The Supreme Court case was originally brought by a Nevada man, Barry Michaels, who asked the justices to rule that the right to own a gun should not be taken away from someone convicted of certain nonviolent felonies.

On Monday, in a brief order, the court denied the motion to take Whitaker's name off the case and also said it would not hear the Michaels gun case.

A similar challenge to the Whitaker appointment is pending in federal court in Maryland.

The Trump administration has vigorously defended Whitaker's appointment. An opinion from the Justice Department's Office of Legal Counsel said the government has identified over 160 times throughout U.S. history when presidents appointed non-Senate-confirmed government officials to serve in high level positions.
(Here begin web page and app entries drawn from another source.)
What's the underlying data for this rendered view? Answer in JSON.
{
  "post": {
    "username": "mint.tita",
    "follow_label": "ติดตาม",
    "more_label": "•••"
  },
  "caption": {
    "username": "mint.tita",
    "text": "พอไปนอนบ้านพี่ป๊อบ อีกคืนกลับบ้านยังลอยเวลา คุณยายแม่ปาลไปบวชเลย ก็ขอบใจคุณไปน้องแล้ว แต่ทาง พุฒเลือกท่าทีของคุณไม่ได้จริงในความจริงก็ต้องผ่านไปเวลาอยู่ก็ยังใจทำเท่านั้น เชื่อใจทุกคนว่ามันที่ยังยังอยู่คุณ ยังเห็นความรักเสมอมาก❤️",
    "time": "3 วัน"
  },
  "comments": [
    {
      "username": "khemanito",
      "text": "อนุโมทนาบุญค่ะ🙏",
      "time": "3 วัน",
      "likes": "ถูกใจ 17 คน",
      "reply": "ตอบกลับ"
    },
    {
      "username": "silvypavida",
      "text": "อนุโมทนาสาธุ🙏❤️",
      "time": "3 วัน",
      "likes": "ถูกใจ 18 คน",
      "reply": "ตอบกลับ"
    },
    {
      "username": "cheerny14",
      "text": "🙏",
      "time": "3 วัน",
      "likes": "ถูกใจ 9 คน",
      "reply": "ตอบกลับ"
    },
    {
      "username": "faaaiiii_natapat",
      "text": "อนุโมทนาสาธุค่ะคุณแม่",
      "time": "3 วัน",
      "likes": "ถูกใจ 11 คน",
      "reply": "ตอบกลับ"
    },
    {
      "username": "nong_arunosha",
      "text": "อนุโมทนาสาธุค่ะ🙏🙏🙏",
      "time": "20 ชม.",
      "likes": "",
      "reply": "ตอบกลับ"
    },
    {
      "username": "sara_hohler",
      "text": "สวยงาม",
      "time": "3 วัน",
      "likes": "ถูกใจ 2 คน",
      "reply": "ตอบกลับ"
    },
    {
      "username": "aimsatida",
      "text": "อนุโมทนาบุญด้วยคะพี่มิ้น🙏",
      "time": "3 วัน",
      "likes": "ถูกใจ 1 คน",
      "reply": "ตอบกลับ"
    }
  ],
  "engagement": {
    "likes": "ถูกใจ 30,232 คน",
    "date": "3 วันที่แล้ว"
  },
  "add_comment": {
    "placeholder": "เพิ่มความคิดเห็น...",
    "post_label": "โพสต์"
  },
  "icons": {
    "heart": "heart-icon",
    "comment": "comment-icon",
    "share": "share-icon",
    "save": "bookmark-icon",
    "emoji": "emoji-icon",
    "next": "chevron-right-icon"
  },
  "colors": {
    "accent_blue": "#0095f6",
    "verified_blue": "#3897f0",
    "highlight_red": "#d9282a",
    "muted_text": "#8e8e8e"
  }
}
In recent years, the opinion said, such appointments were made by Presidents George W. Bush and Barack Obama.

The opinion said that while courts have held that the Constitution requires principal officers to be confirmed by the Senate, "it does not follow that Acting Attorney General should be understood to be one," because the person appointed to serve in that capacity is not in a "continuing and permanent" position.